# Your objective
Leave out the images and output the records word for word.
*** Opening Material provided ***
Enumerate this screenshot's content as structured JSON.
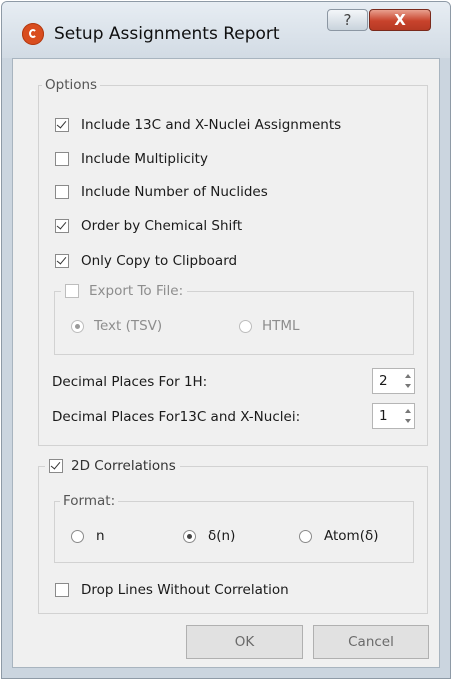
{
  "window": {
    "title": "Setup Assignments Report",
    "help_glyph": "?",
    "close_glyph": "X",
    "app_icon": "mnova-logo-icon"
  },
  "options": {
    "legend": "Options",
    "include_13c": {
      "label": "Include 13C and X-Nuclei Assignments",
      "checked": true
    },
    "include_multiplicity": {
      "label": "Include Multiplicity",
      "checked": false
    },
    "include_nuclides": {
      "label": "Include Number of Nuclides",
      "checked": false
    },
    "order_by_shift": {
      "label": "Order by Chemical Shift",
      "checked": true
    },
    "only_clipboard": {
      "label": "Only Copy to Clipboard",
      "checked": true
    },
    "export": {
      "legend": "Export To File:",
      "checked": false,
      "text_tsv": "Text (TSV)",
      "html": "HTML",
      "selected": "Text (TSV)"
    },
    "decimal_1h": {
      "label": "Decimal Places For 1H:",
      "value": "2"
    },
    "decimal_13c": {
      "label": "Decimal Places For13C and X-Nuclei:",
      "value": "1"
    }
  },
  "correlations": {
    "legend": "2D Correlations",
    "checked": true,
    "format": {
      "legend": "Format:",
      "opt_n": "n",
      "opt_delta": "δ(n)",
      "opt_atom": "Atom(δ)",
      "selected": "δ(n)"
    },
    "drop_lines": {
      "label": "Drop Lines Without Correlation",
      "checked": false
    }
  },
  "buttons": {
    "ok": "OK",
    "cancel": "Cancel"
  }
}
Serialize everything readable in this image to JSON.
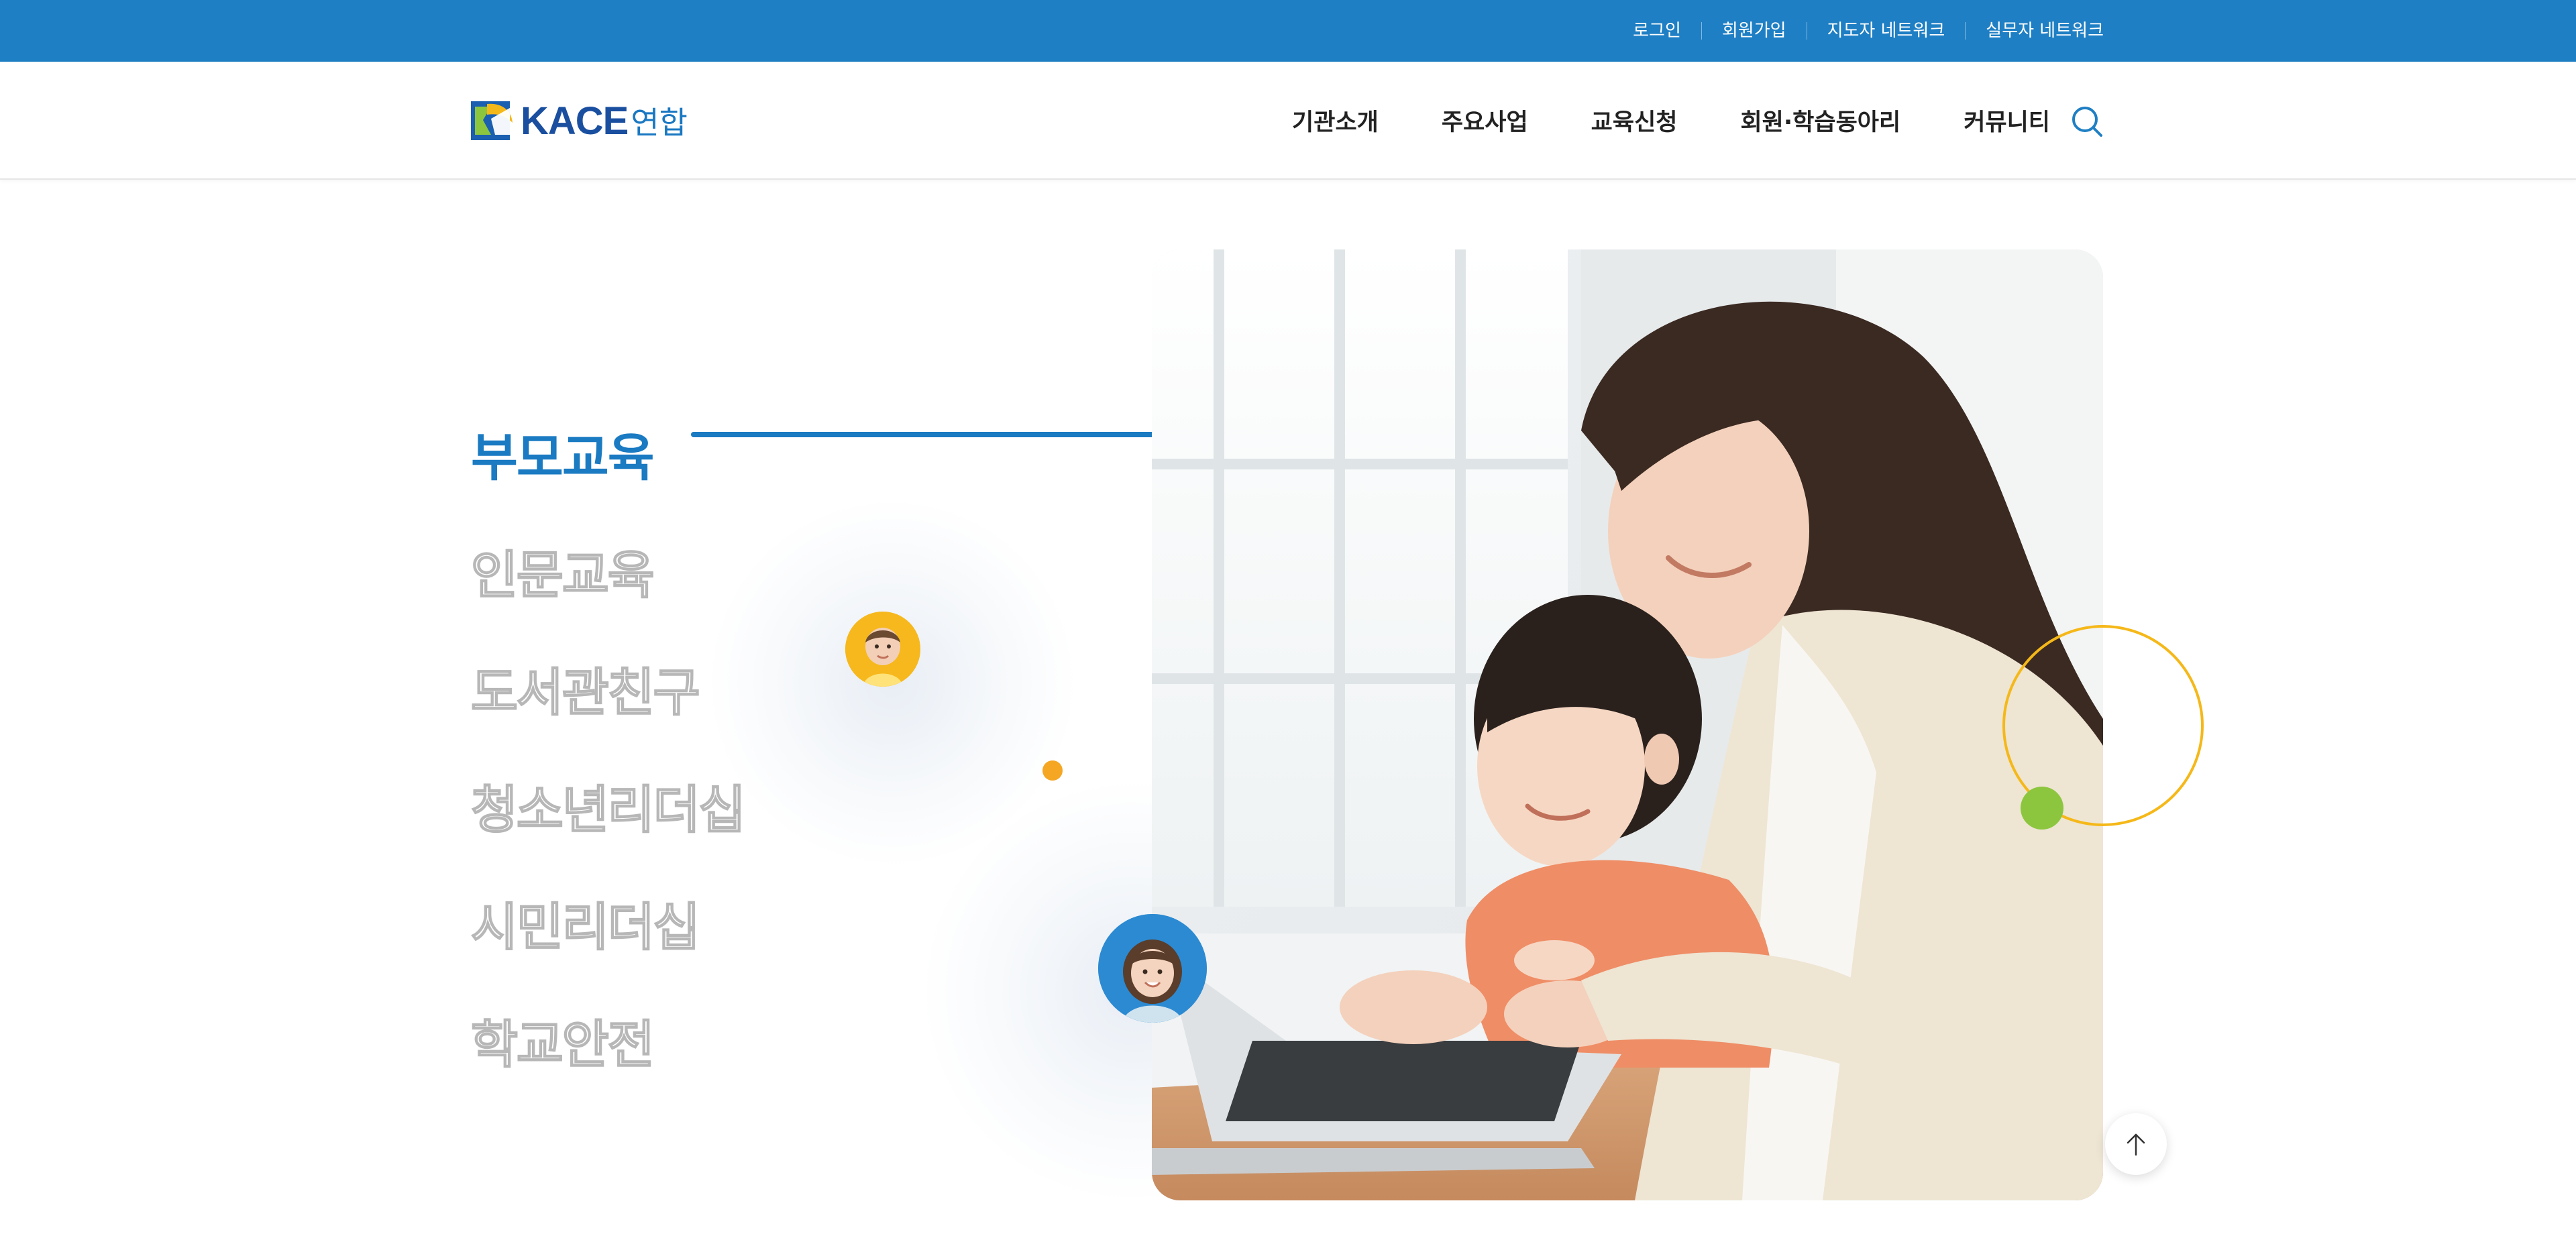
{
  "util_nav": {
    "login": "로그인",
    "signup": "회원가입",
    "mentor_network": "지도자 네트워크",
    "staff_network": "실무자 네트워크"
  },
  "brand": {
    "logo_latin": "KACE",
    "logo_korean": "연합",
    "colors": {
      "primary": "#1f7fc4",
      "accent_yellow": "#f5b819",
      "accent_green": "#8cc63f",
      "accent_orange": "#f5a623"
    }
  },
  "gnb": {
    "items": [
      "기관소개",
      "주요사업",
      "교육신청",
      "회원·학습동아리",
      "커뮤니티"
    ],
    "search_icon": "search-icon"
  },
  "programs": {
    "active_index": 0,
    "items": [
      "부모교육",
      "인문교육",
      "도서관친구",
      "청소년리더십",
      "시민리더십",
      "학교안전"
    ]
  },
  "scroll_top_icon": "arrow-up-icon"
}
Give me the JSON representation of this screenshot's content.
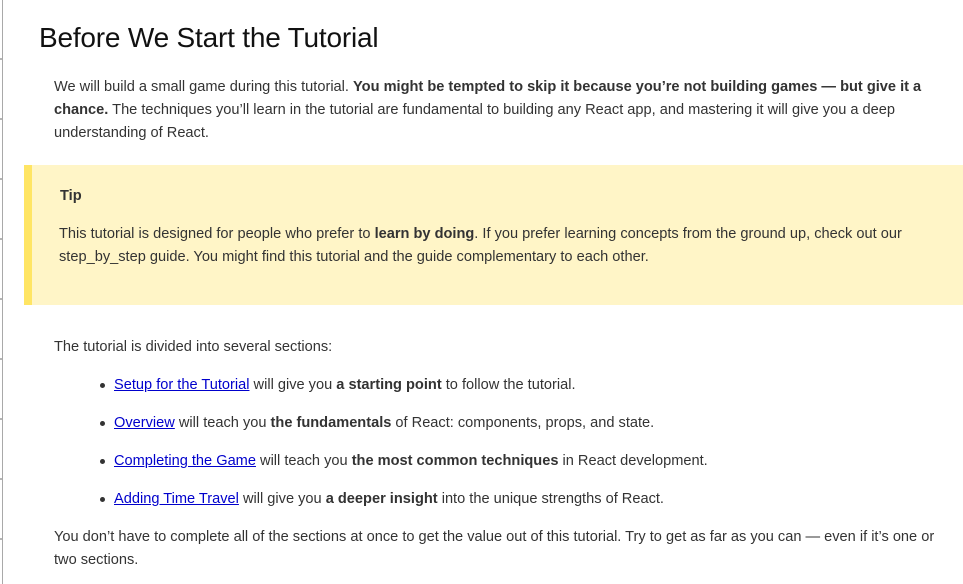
{
  "page": {
    "title": "Before We Start the Tutorial"
  },
  "intro": {
    "text1": "We will build a small game during this tutorial. ",
    "bold1": "You might be tempted to skip it because you’re not building games — but give it a chance.",
    "text2": " The techniques you’ll learn in the tutorial are fundamental to building any React app, and mastering it will give you a deep understanding of React."
  },
  "tip": {
    "title": "Tip",
    "text1": "This tutorial is designed for people who prefer to ",
    "bold1": "learn by doing",
    "text2": ". If you prefer learning concepts from the ground up, check out our step_by_step guide. You might find this tutorial and the guide complementary to each other."
  },
  "sections_intro": "The tutorial is divided into several sections:",
  "sections": [
    {
      "link": "Setup for the Tutorial",
      "pre": " will give you ",
      "bold": "a starting point",
      "post": " to follow the tutorial."
    },
    {
      "link": "Overview",
      "pre": " will teach you ",
      "bold": "the fundamentals",
      "post": " of React: components, props, and state."
    },
    {
      "link": "Completing the Game",
      "pre": " will teach you ",
      "bold": "the most common techniques",
      "post": " in React development."
    },
    {
      "link": "Adding Time Travel",
      "pre": " will give you ",
      "bold": "a deeper insight",
      "post": " into the unique strengths of React."
    }
  ],
  "outro": "You don’t have to complete all of the sections at once to get the value out of this tutorial. Try to get as far as you can — even if it’s one or two sections."
}
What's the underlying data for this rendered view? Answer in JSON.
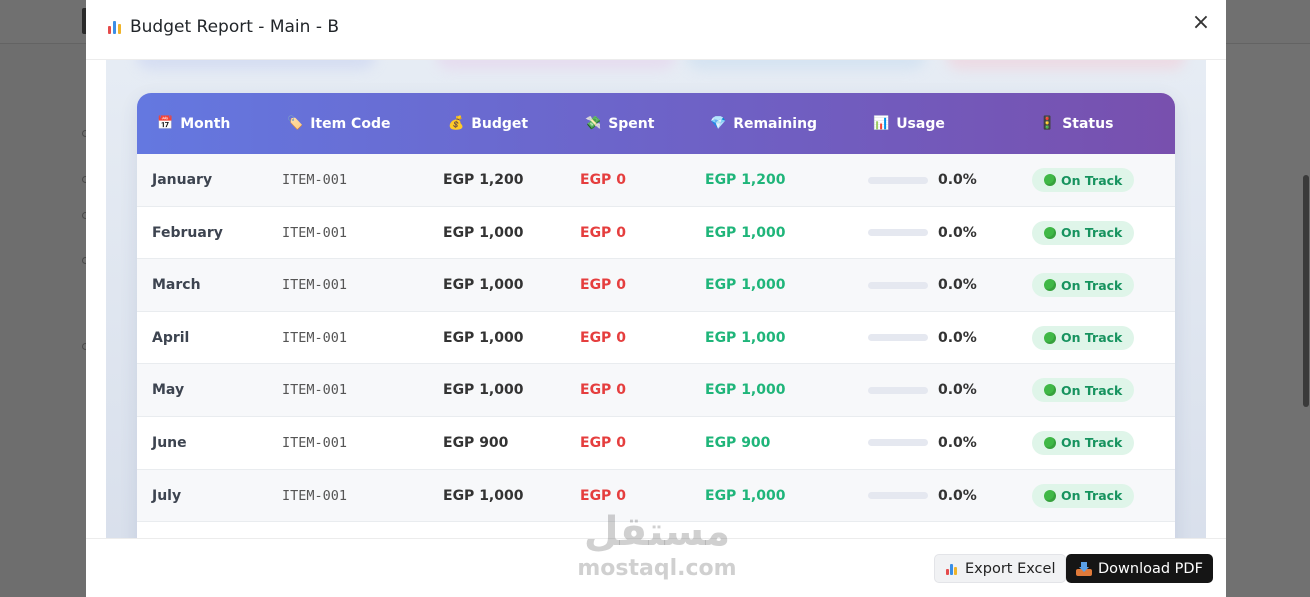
{
  "modal": {
    "title": "Budget Report - Main - B",
    "close_label": "×"
  },
  "table": {
    "headers": [
      {
        "icon": "📅",
        "label": "Month"
      },
      {
        "icon": "🏷️",
        "label": "Item Code"
      },
      {
        "icon": "💰",
        "label": "Budget"
      },
      {
        "icon": "💸",
        "label": "Spent"
      },
      {
        "icon": "💎",
        "label": "Remaining"
      },
      {
        "icon": "📊",
        "label": "Usage"
      },
      {
        "icon": "🚦",
        "label": "Status"
      }
    ],
    "rows": [
      {
        "month": "January",
        "code": "ITEM-001",
        "budget": "EGP 1,200",
        "spent": "EGP 0",
        "remaining": "EGP 1,200",
        "usage": "0.0%",
        "usage_fraction": 0,
        "status": "On Track"
      },
      {
        "month": "February",
        "code": "ITEM-001",
        "budget": "EGP 1,000",
        "spent": "EGP 0",
        "remaining": "EGP 1,000",
        "usage": "0.0%",
        "usage_fraction": 0,
        "status": "On Track"
      },
      {
        "month": "March",
        "code": "ITEM-001",
        "budget": "EGP 1,000",
        "spent": "EGP 0",
        "remaining": "EGP 1,000",
        "usage": "0.0%",
        "usage_fraction": 0,
        "status": "On Track"
      },
      {
        "month": "April",
        "code": "ITEM-001",
        "budget": "EGP 1,000",
        "spent": "EGP 0",
        "remaining": "EGP 1,000",
        "usage": "0.0%",
        "usage_fraction": 0,
        "status": "On Track"
      },
      {
        "month": "May",
        "code": "ITEM-001",
        "budget": "EGP 1,000",
        "spent": "EGP 0",
        "remaining": "EGP 1,000",
        "usage": "0.0%",
        "usage_fraction": 0,
        "status": "On Track"
      },
      {
        "month": "June",
        "code": "ITEM-001",
        "budget": "EGP 900",
        "spent": "EGP 0",
        "remaining": "EGP 900",
        "usage": "0.0%",
        "usage_fraction": 0,
        "status": "On Track"
      },
      {
        "month": "July",
        "code": "ITEM-001",
        "budget": "EGP 1,000",
        "spent": "EGP 0",
        "remaining": "EGP 1,000",
        "usage": "0.0%",
        "usage_fraction": 0,
        "status": "On Track"
      }
    ]
  },
  "footer": {
    "export_excel_label": "Export Excel",
    "download_pdf_label": "Download PDF"
  },
  "watermark": {
    "arabic": "مستقل",
    "latin": "mostaql.com"
  },
  "colors": {
    "header_gradient_start": "#6478e0",
    "header_gradient_end": "#7850ae",
    "spent": "#e53e3e",
    "remaining": "#1fb57a",
    "status_badge_bg": "#dff5e9",
    "status_badge_text": "#17935f"
  },
  "icons": {
    "title": "bar-chart-icon",
    "close": "close-icon",
    "export_excel": "bar-chart-icon",
    "download_pdf": "inbox-tray-icon",
    "status": "green-circle-icon"
  }
}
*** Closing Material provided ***
# Written response
Enumerate this screenshot's content as structured JSON.
{
  "window": {
    "title": "Setup Assignments Report",
    "help_glyph": "?",
    "close_glyph": "X",
    "app_icon": "mnova-logo-icon"
  },
  "options": {
    "legend": "Options",
    "include_13c": {
      "label": "Include 13C and X-Nuclei Assignments",
      "checked": true
    },
    "include_multiplicity": {
      "label": "Include Multiplicity",
      "checked": false
    },
    "include_nuclides": {
      "label": "Include Number of Nuclides",
      "checked": false
    },
    "order_by_shift": {
      "label": "Order by Chemical Shift",
      "checked": true
    },
    "only_clipboard": {
      "label": "Only Copy to Clipboard",
      "checked": true
    },
    "export": {
      "legend": "Export To File:",
      "checked": false,
      "text_tsv": "Text (TSV)",
      "html": "HTML",
      "selected": "Text (TSV)"
    },
    "decimal_1h": {
      "label": "Decimal Places For 1H:",
      "value": "2"
    },
    "decimal_13c": {
      "label": "Decimal Places For13C and X-Nuclei:",
      "value": "1"
    }
  },
  "correlations": {
    "legend": "2D Correlations",
    "checked": true,
    "format": {
      "legend": "Format:",
      "opt_n": "n",
      "opt_delta": "δ(n)",
      "opt_atom": "Atom(δ)",
      "selected": "δ(n)"
    },
    "drop_lines": {
      "label": "Drop Lines Without Correlation",
      "checked": false
    }
  },
  "buttons": {
    "ok": "OK",
    "cancel": "Cancel"
  }
}
Serialize everything readable in this image to JSON.
{
  "util_nav": {
    "login": "로그인",
    "signup": "회원가입",
    "mentor_network": "지도자 네트워크",
    "staff_network": "실무자 네트워크"
  },
  "brand": {
    "logo_latin": "KACE",
    "logo_korean": "연합",
    "colors": {
      "primary": "#1f7fc4",
      "accent_yellow": "#f5b819",
      "accent_green": "#8cc63f",
      "accent_orange": "#f5a623"
    }
  },
  "gnb": {
    "items": [
      "기관소개",
      "주요사업",
      "교육신청",
      "회원·학습동아리",
      "커뮤니티"
    ],
    "search_icon": "search-icon"
  },
  "programs": {
    "active_index": 0,
    "items": [
      "부모교육",
      "인문교육",
      "도서관친구",
      "청소년리더십",
      "시민리더십",
      "학교안전"
    ]
  },
  "scroll_top_icon": "arrow-up-icon"
}
Give me the JSON representation of this screenshot's content.
{
  "page": {
    "title": "Before We Start the Tutorial"
  },
  "intro": {
    "text1": "We will build a small game during this tutorial. ",
    "bold1": "You might be tempted to skip it because you’re not building games — but give it a chance.",
    "text2": " The techniques you’ll learn in the tutorial are fundamental to building any React app, and mastering it will give you a deep understanding of React."
  },
  "tip": {
    "title": "Tip",
    "text1": "This tutorial is designed for people who prefer to ",
    "bold1": "learn by doing",
    "text2": ". If you prefer learning concepts from the ground up, check out our step_by_step guide. You might find this tutorial and the guide complementary to each other."
  },
  "sections_intro": "The tutorial is divided into several sections:",
  "sections": [
    {
      "link": "Setup for the Tutorial",
      "pre": " will give you ",
      "bold": "a starting point",
      "post": " to follow the tutorial."
    },
    {
      "link": "Overview",
      "pre": " will teach you ",
      "bold": "the fundamentals",
      "post": " of React: components, props, and state."
    },
    {
      "link": "Completing the Game",
      "pre": " will teach you ",
      "bold": "the most common techniques",
      "post": " in React development."
    },
    {
      "link": "Adding Time Travel",
      "pre": " will give you ",
      "bold": "a deeper insight",
      "post": " into the unique strengths of React."
    }
  ],
  "outro": "You don’t have to complete all of the sections at once to get the value out of this tutorial. Try to get as far as you can — even if it’s one or two sections."
}
What's the underlying data for this rendered view? Answer in JSON.
{
  "modal": {
    "title": "Budget Report - Main - B",
    "close_label": "×"
  },
  "table": {
    "headers": [
      {
        "icon": "📅",
        "label": "Month"
      },
      {
        "icon": "🏷️",
        "label": "Item Code"
      },
      {
        "icon": "💰",
        "label": "Budget"
      },
      {
        "icon": "💸",
        "label": "Spent"
      },
      {
        "icon": "💎",
        "label": "Remaining"
      },
      {
        "icon": "📊",
        "label": "Usage"
      },
      {
        "icon": "🚦",
        "label": "Status"
      }
    ],
    "rows": [
      {
        "month": "January",
        "code": "ITEM-001",
        "budget": "EGP 1,200",
        "spent": "EGP 0",
        "remaining": "EGP 1,200",
        "usage": "0.0%",
        "usage_fraction": 0,
        "status": "On Track"
      },
      {
        "month": "February",
        "code": "ITEM-001",
        "budget": "EGP 1,000",
        "spent": "EGP 0",
        "remaining": "EGP 1,000",
        "usage": "0.0%",
        "usage_fraction": 0,
        "status": "On Track"
      },
      {
        "month": "March",
        "code": "ITEM-001",
        "budget": "EGP 1,000",
        "spent": "EGP 0",
        "remaining": "EGP 1,000",
        "usage": "0.0%",
        "usage_fraction": 0,
        "status": "On Track"
      },
      {
        "month": "April",
        "code": "ITEM-001",
        "budget": "EGP 1,000",
        "spent": "EGP 0",
        "remaining": "EGP 1,000",
        "usage": "0.0%",
        "usage_fraction": 0,
        "status": "On Track"
      },
      {
        "month": "May",
        "code": "ITEM-001",
        "budget": "EGP 1,000",
        "spent": "EGP 0",
        "remaining": "EGP 1,000",
        "usage": "0.0%",
        "usage_fraction": 0,
        "status": "On Track"
      },
      {
        "month": "June",
        "code": "ITEM-001",
        "budget": "EGP 900",
        "spent": "EGP 0",
        "remaining": "EGP 900",
        "usage": "0.0%",
        "usage_fraction": 0,
        "status": "On Track"
      },
      {
        "month": "July",
        "code": "ITEM-001",
        "budget": "EGP 1,000",
        "spent": "EGP 0",
        "remaining": "EGP 1,000",
        "usage": "0.0%",
        "usage_fraction": 0,
        "status": "On Track"
      }
    ]
  },
  "footer": {
    "export_excel_label": "Export Excel",
    "download_pdf_label": "Download PDF"
  },
  "watermark": {
    "arabic": "مستقل",
    "latin": "mostaql.com"
  },
  "colors": {
    "header_gradient_start": "#6478e0",
    "header_gradient_end": "#7850ae",
    "spent": "#e53e3e",
    "remaining": "#1fb57a",
    "status_badge_bg": "#dff5e9",
    "status_badge_text": "#17935f"
  },
  "icons": {
    "title": "bar-chart-icon",
    "close": "close-icon",
    "export_excel": "bar-chart-icon",
    "download_pdf": "inbox-tray-icon",
    "status": "green-circle-icon"
  }
}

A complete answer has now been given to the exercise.